Yes, mystery, murder and suspense abound, both in the urban environment and the dusty countryside, plus most certainly within the pages of this comic book. And horror, genuine blood-curdling horror too. For Father Tom's death isn't the only one in Gideon Falls by the time this opening salvo concludes.

So, what are we, the readers left with? An absolute mystery. What is the connection or connections, between the places and / or the protagonists? We'll learn some answers by the end of this first volume, including one truly heartbreaking one, but there's so much left to be revealed...

Andrea Sorrentino, probably best known for his gritty, fine linework on Lemire's reprise of OLD MAN LOGAN is an ideal foil for such a tense, taut story that slides straight into psychologically perturbing territory right from the off like the veritable knife between the ribs. His panel and page composition in the Norton sequences particularly - complete with several spectacular double-page spreads, one featuring a mind-bending fish-eye lens effect and another a collage of scattered Polaroids over a time-lapsed, anguished Norton rocking in a chair against a cityscape - plus inverted pages and crafty use of symmetry contribute immensely to the disorientating, fractured feel and a very rapidly building sense of unease.

Then, when the spine goes from mild tingling to collapsing in complete terror back in Gideon Falls, with immense amounts of the colour red involved, I had a strong suspicion I recognised the exact shade from BPRD and BALTIMORE, and yes indeed, it is Dave Stewart providing the colour palette in his own inimitable fashion.
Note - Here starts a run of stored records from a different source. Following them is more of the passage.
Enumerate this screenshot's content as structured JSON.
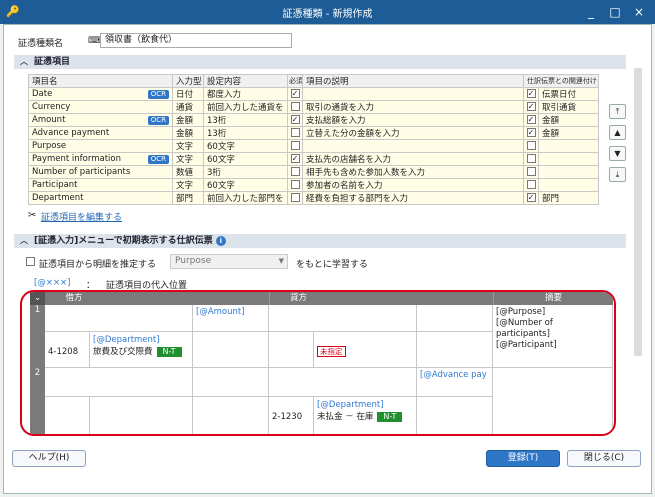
{
  "window": {
    "title": "証憑種類 - 新規作成",
    "minimize_glyph": "_",
    "restore_glyph": "□",
    "close_glyph": "×"
  },
  "form": {
    "name_label": "証憑種類名",
    "name_value": "領収書（飲食代）"
  },
  "items_section": {
    "title": "証憑項目",
    "columns": [
      "項目名",
      "入力型",
      "設定内容",
      "必須",
      "項目の説明",
      "仕訳伝票との関連付け"
    ],
    "ocr_badge": "OCR",
    "rows": [
      {
        "name": "Date",
        "ocr": true,
        "type": "日付",
        "setting": "都度入力",
        "required": true,
        "desc": "",
        "linked": true,
        "link_field": "伝票日付"
      },
      {
        "name": "Currency",
        "ocr": false,
        "type": "通貨",
        "setting": "前回入力した通貨を",
        "required": false,
        "desc": "取引の通貨を入力",
        "linked": true,
        "link_field": "取引通貨"
      },
      {
        "name": "Amount",
        "ocr": true,
        "type": "金額",
        "setting": "13桁",
        "required": true,
        "desc": "支払総額を入力",
        "linked": true,
        "link_field": "金額"
      },
      {
        "name": "Advance payment",
        "ocr": false,
        "type": "金額",
        "setting": "13桁",
        "required": false,
        "desc": "立替えた分の金額を入力",
        "linked": true,
        "link_field": "金額"
      },
      {
        "name": "Purpose",
        "ocr": false,
        "type": "文字",
        "setting": "60文字",
        "required": false,
        "desc": "",
        "linked": false,
        "link_field": ""
      },
      {
        "name": "Payment information",
        "ocr": true,
        "type": "文字",
        "setting": "60文字",
        "required": true,
        "desc": "支払先の店舗名を入力",
        "linked": false,
        "link_field": ""
      },
      {
        "name": "Number of participants",
        "ocr": false,
        "type": "数値",
        "setting": "3桁",
        "required": false,
        "desc": "相手先も含めた参加人数を入力",
        "linked": false,
        "link_field": ""
      },
      {
        "name": "Participant",
        "ocr": false,
        "type": "文字",
        "setting": "60文字",
        "required": false,
        "desc": "参加者の名前を入力",
        "linked": false,
        "link_field": ""
      },
      {
        "name": "Department",
        "ocr": false,
        "type": "部門",
        "setting": "前回入力した部門を",
        "required": false,
        "desc": "経費を負担する部門を入力",
        "linked": true,
        "link_field": "部門"
      }
    ],
    "edit_link": "証憑項目を編集する"
  },
  "journal_section": {
    "title": "[証憑入力]メニューで初期表示する仕訳伝票",
    "infer_label": "証憑項目から明細を推定する",
    "infer_dropdown": "Purpose",
    "infer_suffix": "をもとに学習する",
    "legend_placeholder": "[@×××]",
    "legend_colon": "：",
    "legend_desc": "証憑項目の代入位置",
    "headers": {
      "debit": "借方",
      "credit": "貸方",
      "summary": "摘要"
    },
    "rows": [
      {
        "num": "1",
        "debit_amount": "[@Amount]",
        "debit_dept": "[@Department]",
        "debit_code": "4-1208",
        "debit_account": "旅費及び交際費",
        "debit_tax": "N-T",
        "credit_tag": "未指定",
        "summary_lines": [
          "[@Purpose]",
          "[@Number of",
          "participants]",
          "[@Participant]"
        ]
      },
      {
        "num": "2",
        "credit_amount": "[@Advance pay",
        "credit_dept": "[@Department]",
        "credit_code": "2-1230",
        "credit_account": "未払金 － 在庫",
        "credit_tax": "N-T"
      }
    ]
  },
  "footer": {
    "help": "ヘルプ(H)",
    "register": "登録(T)",
    "close": "閉じる(C)"
  },
  "colors": {
    "titlebar": "#1d5c96",
    "accent": "#2f77c6",
    "highlight_border": "#d9001b",
    "tax_badge": "#1f8f2f"
  }
}
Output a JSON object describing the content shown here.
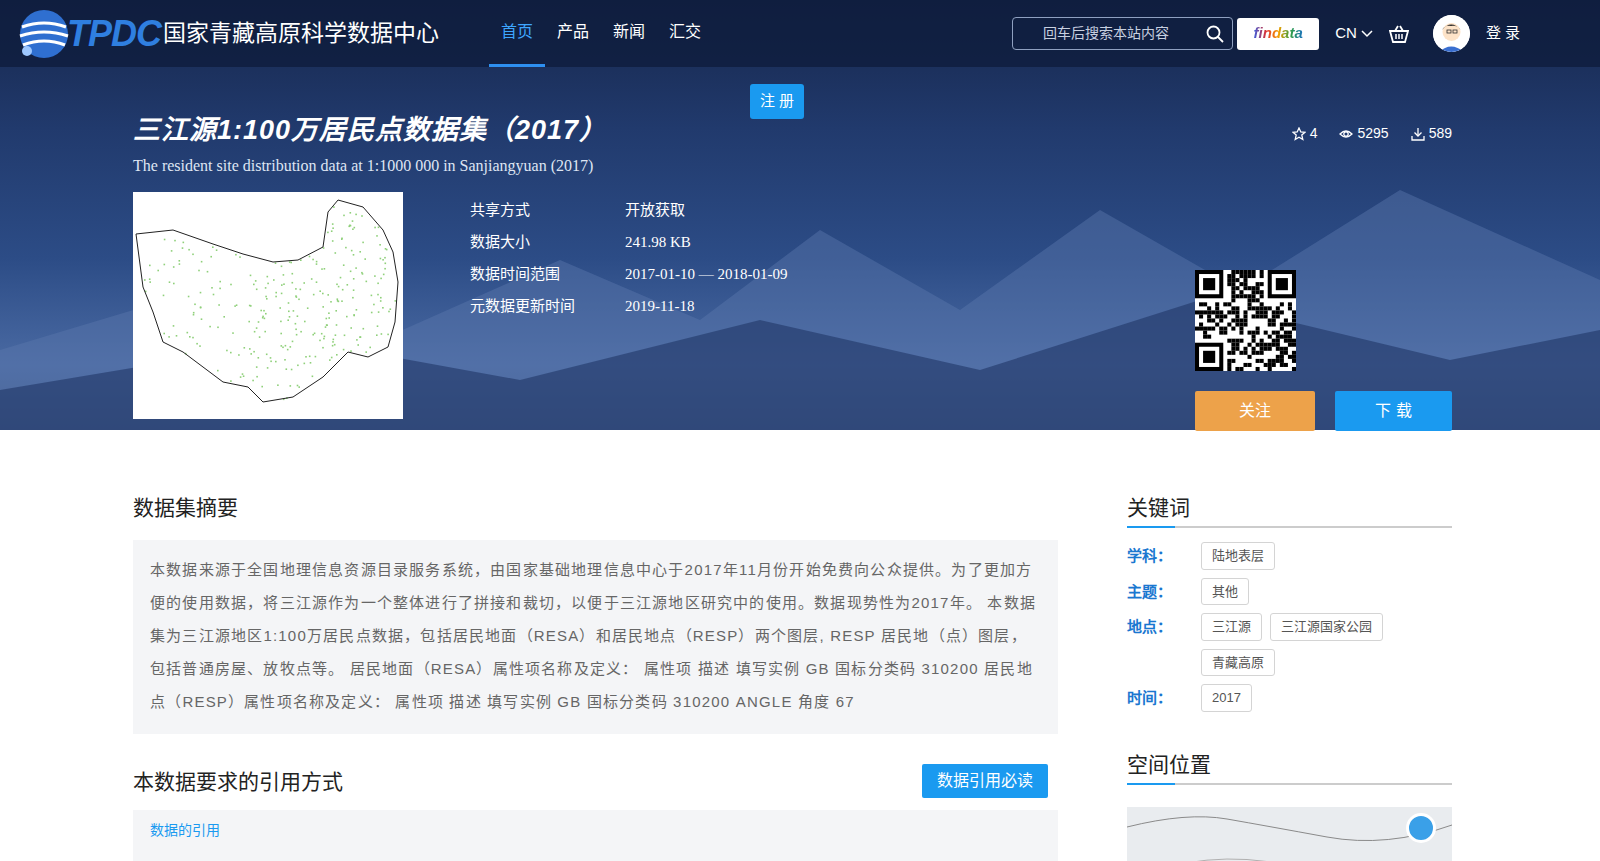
{
  "header": {
    "logo_abbr": "TPDC",
    "logo_name": "国家青藏高原科学数据中心",
    "nav": [
      {
        "label": "首页",
        "selected": true
      },
      {
        "label": "产品",
        "selected": false
      },
      {
        "label": "新闻",
        "selected": false
      },
      {
        "label": "汇交",
        "selected": false
      }
    ],
    "search": {
      "placeholder": "回车后搜索本站内容"
    },
    "findata": "findata",
    "lang": "CN",
    "login": "登 录"
  },
  "register": "注 册",
  "dataset": {
    "title": "三江源1:100万居民点数据集（2017）",
    "subtitle": "The resident site distribution data at 1:1000 000 in Sanjiangyuan (2017)",
    "meta": [
      {
        "label": "共享方式",
        "value": "开放获取"
      },
      {
        "label": "数据大小",
        "value": "241.98 KB"
      },
      {
        "label": "数据时间范围",
        "value": "2017-01-10 — 2018-01-09"
      },
      {
        "label": "元数据更新时间",
        "value": "2019-11-18"
      }
    ],
    "stats": [
      {
        "kind": "star",
        "value": "4"
      },
      {
        "kind": "view",
        "value": "5295"
      },
      {
        "kind": "download",
        "value": "589"
      }
    ],
    "follow": "关注",
    "download": "下 载"
  },
  "abstract": {
    "heading": "数据集摘要",
    "text": "本数据来源于全国地理信息资源目录服务系统，由国家基础地理信息中心于2017年11月份开始免费向公众提供。为了更加方便的使用数据，将三江源作为一个整体进行了拼接和裁切，以便于三江源地区研究中的使用。数据现势性为2017年。 本数据集为三江源地区1:100万居民点数据，包括居民地面（RESA）和居民地点（RESP）两个图层, RESP 居民地（点）图层，包括普通房屋、放牧点等。 居民地面（RESA）属性项名称及定义： 属性项 描述 填写实例 GB 国标分类码 310200 居民地点（RESP）属性项名称及定义： 属性项 描述 填写实例 GB 国标分类码 310200 ANGLE 角度 67"
  },
  "citation": {
    "heading": "本数据要求的引用方式",
    "button": "数据引用必读",
    "sub": "数据的引用"
  },
  "keywords": {
    "heading": "关键词",
    "groups": [
      {
        "label": "学科：",
        "tags": [
          "陆地表层"
        ]
      },
      {
        "label": "主题：",
        "tags": [
          "其他"
        ]
      },
      {
        "label": "地点：",
        "tags": [
          "三江源",
          "三江源国家公园",
          "青藏高原"
        ]
      },
      {
        "label": "时间：",
        "tags": [
          "2017"
        ]
      }
    ]
  },
  "spatial": {
    "heading": "空间位置"
  }
}
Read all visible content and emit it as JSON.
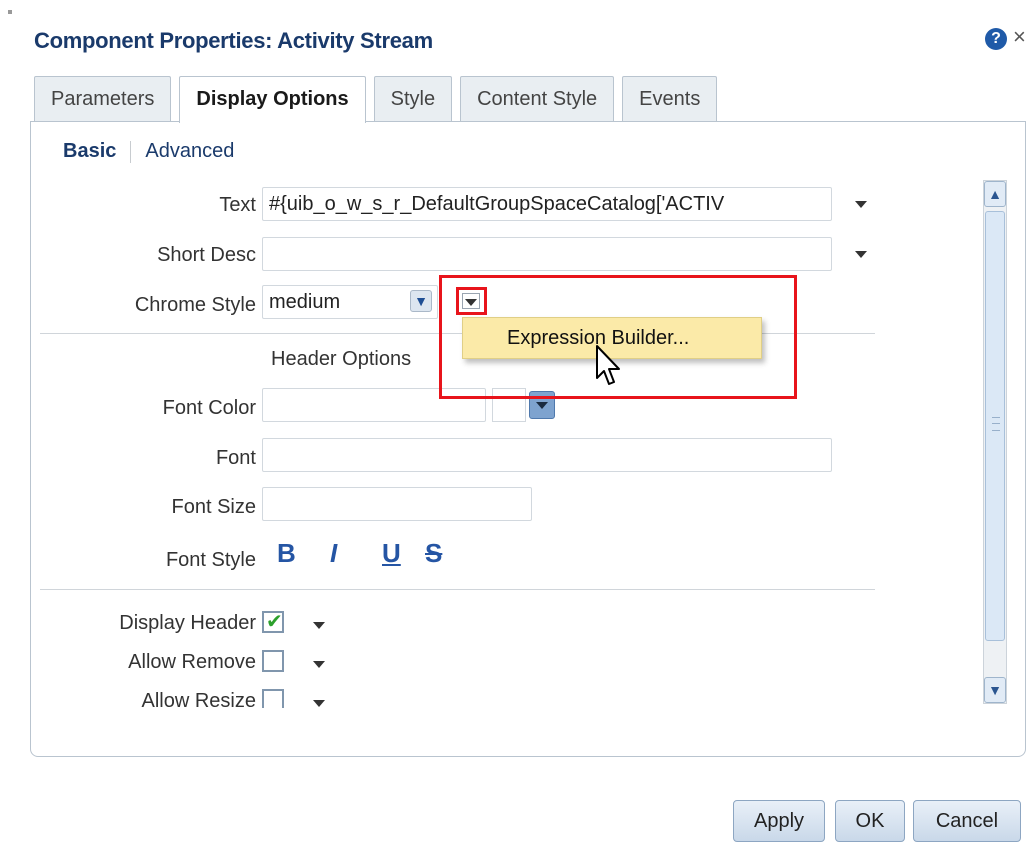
{
  "dialog": {
    "title": "Component Properties: Activity Stream",
    "help_icon": "?",
    "close_icon": "×"
  },
  "tabs": [
    {
      "label": "Parameters",
      "active": false
    },
    {
      "label": "Display Options",
      "active": true
    },
    {
      "label": "Style",
      "active": false
    },
    {
      "label": "Content Style",
      "active": false
    },
    {
      "label": "Events",
      "active": false
    }
  ],
  "subtabs": {
    "basic": "Basic",
    "advanced": "Advanced"
  },
  "fields": {
    "text_label": "Text",
    "text_value": "#{uib_o_w_s_r_DefaultGroupSpaceCatalog['ACTIV",
    "short_desc_label": "Short Desc",
    "short_desc_value": "",
    "chrome_style_label": "Chrome Style",
    "chrome_style_value": "medium",
    "header_options_label": "Header Options",
    "font_color_label": "Font Color",
    "font_color_value": "",
    "font_label": "Font",
    "font_value": "",
    "font_size_label": "Font Size",
    "font_size_value": "",
    "font_style_label": "Font Style",
    "font_style_buttons": {
      "bold": "B",
      "italic": "I",
      "underline": "U",
      "strike": "S"
    },
    "display_header_label": "Display Header",
    "display_header_checked": true,
    "allow_remove_label": "Allow Remove",
    "allow_remove_checked": false,
    "allow_resize_label": "Allow Resize",
    "allow_resize_checked": false
  },
  "popup_menu": {
    "item": "Expression Builder..."
  },
  "footer": {
    "apply": "Apply",
    "ok": "OK",
    "cancel": "Cancel"
  },
  "colors": {
    "highlight": "#e8141b",
    "popup_bg": "#fbeaa8",
    "link": "#1a3a6b"
  },
  "icons": [
    "help-icon",
    "close-icon",
    "chevron-down-icon",
    "scroll-up-icon",
    "scroll-down-icon",
    "pointer-cursor-icon"
  ]
}
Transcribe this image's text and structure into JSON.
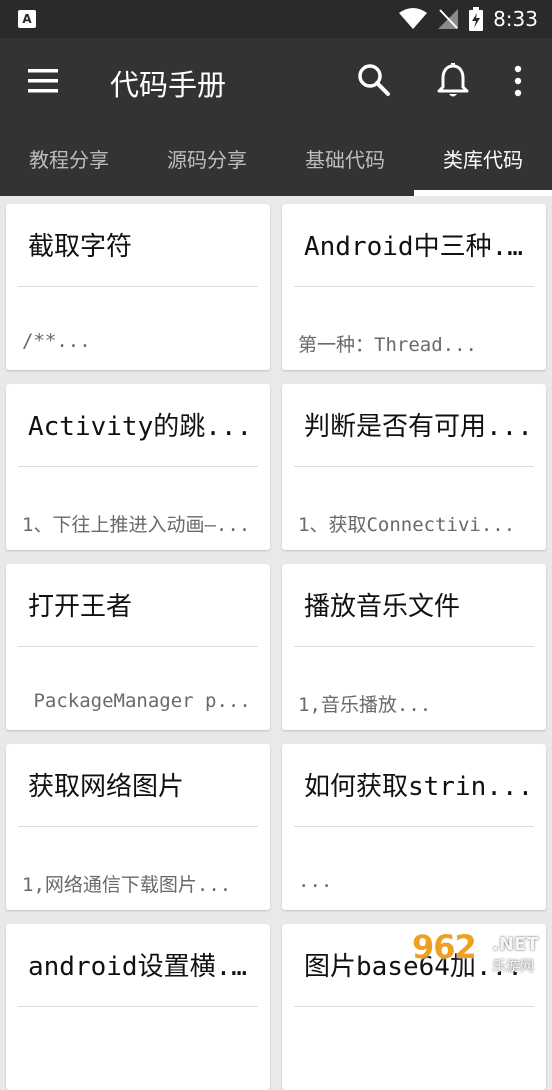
{
  "status_bar": {
    "app_badge": "A",
    "time": "8:33"
  },
  "app_bar": {
    "title": "代码手册",
    "icons": [
      "menu-icon",
      "search-icon",
      "bell-icon",
      "more-vertical-icon"
    ]
  },
  "tabs": [
    {
      "label": "教程分享"
    },
    {
      "label": "源码分享"
    },
    {
      "label": "基础代码"
    },
    {
      "label": "类库代码",
      "active": true
    }
  ],
  "cards": [
    {
      "title": "截取字符",
      "desc": "/**..."
    },
    {
      "title": "Android中三种...",
      "desc": "第一种：Thread..."
    },
    {
      "title": "Activity的跳...",
      "desc": "1、下往上推进入动画—..."
    },
    {
      "title": "判断是否有可用...",
      "desc": "1、获取Connectivi..."
    },
    {
      "title": "打开王者",
      "desc": " PackageManager p..."
    },
    {
      "title": "播放音乐文件",
      "desc": "1,音乐播放..."
    },
    {
      "title": "获取网络图片",
      "desc": "1,网络通信下载图片..."
    },
    {
      "title": "如何获取strin...",
      "desc": "..."
    },
    {
      "title": "android设置横...",
      "desc": ""
    },
    {
      "title": "图片base64加...",
      "desc": ""
    }
  ],
  "watermark": {
    "number": "962",
    "domain": ".NET",
    "sub": "乐游网"
  },
  "colors": {
    "app_bar": "#333333",
    "status_bar": "#2a2a2a",
    "background": "#e9e9e9",
    "card": "#ffffff",
    "tab_active": "#ffffff",
    "tab_inactive": "#bdbdbd"
  }
}
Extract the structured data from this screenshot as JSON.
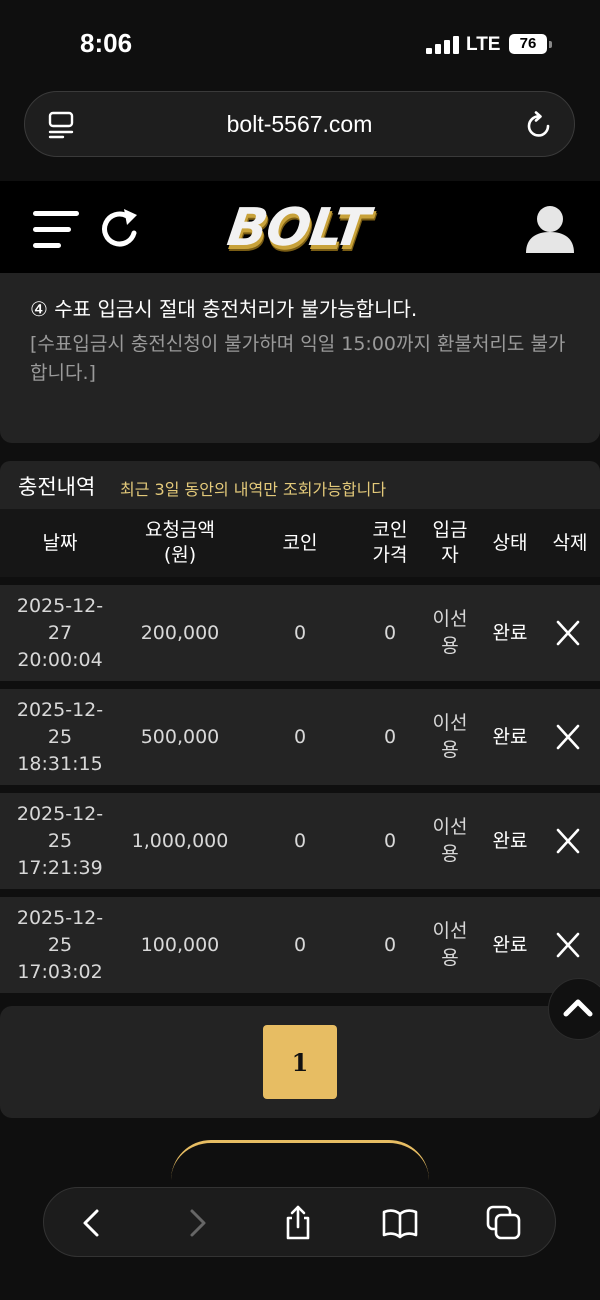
{
  "status_bar": {
    "time": "8:06",
    "network": "LTE",
    "battery": "76"
  },
  "browser": {
    "url": "bolt-5567.com"
  },
  "site": {
    "logo_text": "BOLT"
  },
  "notice": {
    "title": "④ 수표 입금시 절대 충전처리가 불가능합니다.",
    "desc": "[수표입금시 충전신청이 불가하며 익일 15:00까지 환불처리도 불가합니다.]"
  },
  "history": {
    "title": "충전내역",
    "subtitle": "최근 3일 동안의 내역만 조회가능합니다",
    "columns": {
      "date": "날짜",
      "amount": "요청금액\n(원)",
      "coin": "코인",
      "coin_price": "코인\n가격",
      "depositor": "입금\n자",
      "status": "상태",
      "delete": "삭제"
    },
    "rows": [
      {
        "date": "2025-12-\n27\n20:00:04",
        "amount": "200,000",
        "coin": "0",
        "coin_price": "0",
        "depositor": "이선\n용",
        "status": "완료"
      },
      {
        "date": "2025-12-\n25\n18:31:15",
        "amount": "500,000",
        "coin": "0",
        "coin_price": "0",
        "depositor": "이선\n용",
        "status": "완료"
      },
      {
        "date": "2025-12-\n25\n17:21:39",
        "amount": "1,000,000",
        "coin": "0",
        "coin_price": "0",
        "depositor": "이선\n용",
        "status": "완료"
      },
      {
        "date": "2025-12-\n25\n17:03:02",
        "amount": "100,000",
        "coin": "0",
        "coin_price": "0",
        "depositor": "이선\n용",
        "status": "완료"
      }
    ]
  },
  "pagination": {
    "current": "1"
  },
  "icons": {
    "menu": "hamburger-icon",
    "refresh": "refresh-icon",
    "user": "user-icon",
    "delete": "close-icon",
    "scroll_top": "chevron-up-icon"
  },
  "colors": {
    "accent": "#e7bd63",
    "subtitle": "#e3c97a",
    "background": "#0f0f0f",
    "panel": "#232323"
  }
}
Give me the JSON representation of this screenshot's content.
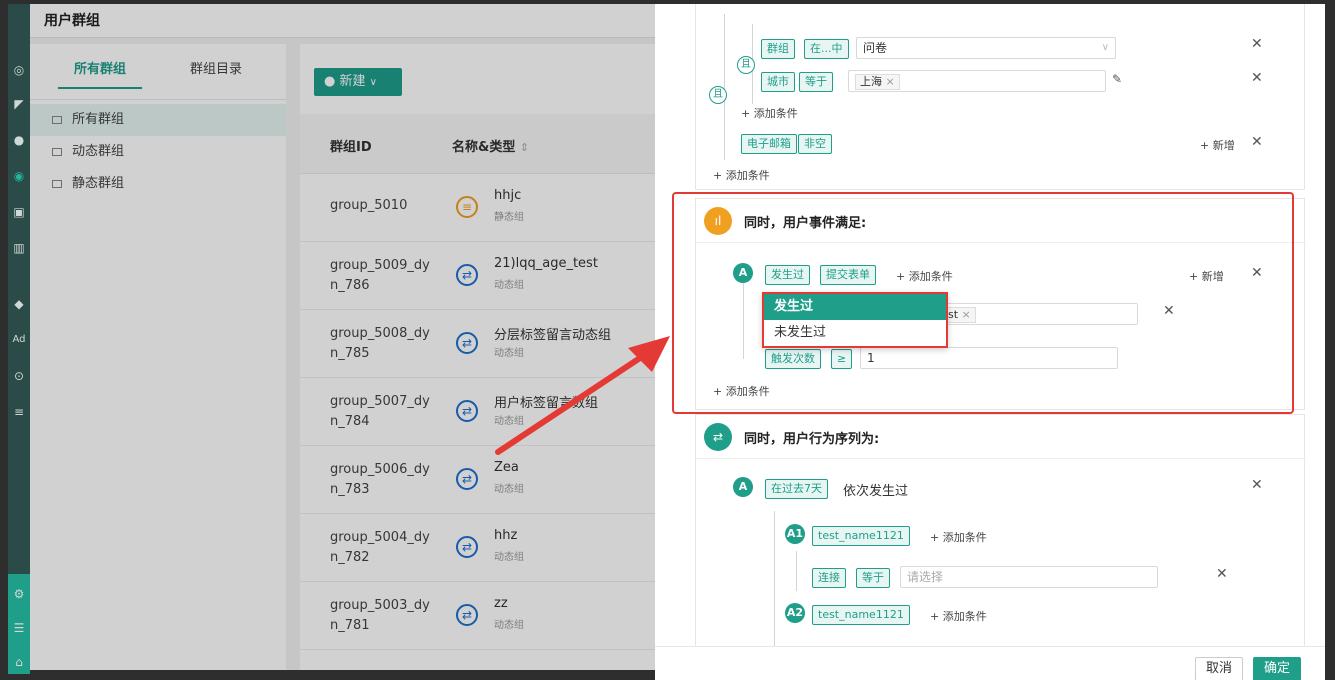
{
  "app": {
    "page_title": "用户群组"
  },
  "left_tabs": [
    {
      "label": "所有群组"
    },
    {
      "label": "群组目录"
    }
  ],
  "tree": [
    {
      "label": "所有群组"
    },
    {
      "label": "动态群组"
    },
    {
      "label": "静态群组"
    }
  ],
  "toolbar": {
    "new_label": "新建",
    "new_caret": "∨"
  },
  "table": {
    "headers": {
      "id": "群组ID",
      "name_type": "名称&类型",
      "sort_icon": "⇕"
    },
    "rows": [
      {
        "id": "group_5010",
        "name": "hhjc",
        "type": "静态组",
        "kind": "static"
      },
      {
        "id": "group_5009_dyn_786",
        "name": "21)lqq_age_test",
        "type": "动态组",
        "kind": "dynamic"
      },
      {
        "id": "group_5008_dyn_785",
        "name": "分层标签留言动态组",
        "type": "动态组",
        "kind": "dynamic"
      },
      {
        "id": "group_5007_dyn_784",
        "name": "用户标签留言数组",
        "type": "动态组",
        "kind": "dynamic"
      },
      {
        "id": "group_5006_dyn_783",
        "name": "Zea",
        "type": "动态组",
        "kind": "dynamic"
      },
      {
        "id": "group_5004_dyn_782",
        "name": "hhz",
        "type": "动态组",
        "kind": "dynamic"
      },
      {
        "id": "group_5003_dyn_781",
        "name": "zz",
        "type": "动态组",
        "kind": "dynamic"
      }
    ]
  },
  "drawer": {
    "top_block": {
      "and_label": "且",
      "inner_and_label": "且",
      "cond1": {
        "field": "群组",
        "op": "在...中",
        "value": "问卷"
      },
      "cond2": {
        "field": "城市",
        "op": "等于",
        "value_chip": "上海"
      },
      "add_condition": "+ 添加条件",
      "cond3": {
        "field": "电子邮箱",
        "op": "非空",
        "add": "+ 新增"
      },
      "outer_add_condition": "+ 添加条件"
    },
    "event_section": {
      "title": "同时，用户事件满足:",
      "badge": "A",
      "tag1": "发生过",
      "tag2": "提交表单",
      "add_condition": "+ 添加条件",
      "add_new": "+ 新增",
      "hidden_chip": "st",
      "trigger_field": "触发次数",
      "trigger_op": "≥",
      "trigger_value": "1",
      "bottom_add": "+ 添加条件",
      "dropdown": [
        "发生过",
        "未发生过"
      ]
    },
    "sequence_section": {
      "title": "同时，用户行为序列为:",
      "badge": "A",
      "period_tag": "在过去7天",
      "order_text": "依次发生过",
      "a1": {
        "badge": "A1",
        "event": "test_name1121",
        "add": "+ 添加条件"
      },
      "a1_cond": {
        "field": "连接",
        "op": "等于",
        "placeholder": "请选择"
      },
      "a2": {
        "badge": "A2",
        "event": "test_name1121",
        "add": "+ 添加条件"
      }
    },
    "footer": {
      "cancel": "取消",
      "ok": "确定"
    }
  },
  "colors": {
    "brand": "#1f9e8a",
    "highlight": "#e53935",
    "dynamic_icon": "#1f6fd1",
    "static_icon": "#f0a020"
  }
}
It's a sure sign you've probably read too many comics when you can identify a colourist from just one colour... He also seems to have employed a vertical texturing technique on practically every section of black shading which is also cumulatively... troubling... to the eye, and mind... in an artistically positive sense, as if something is persistently scratching away at what you are experiencing. Spooky. And then some.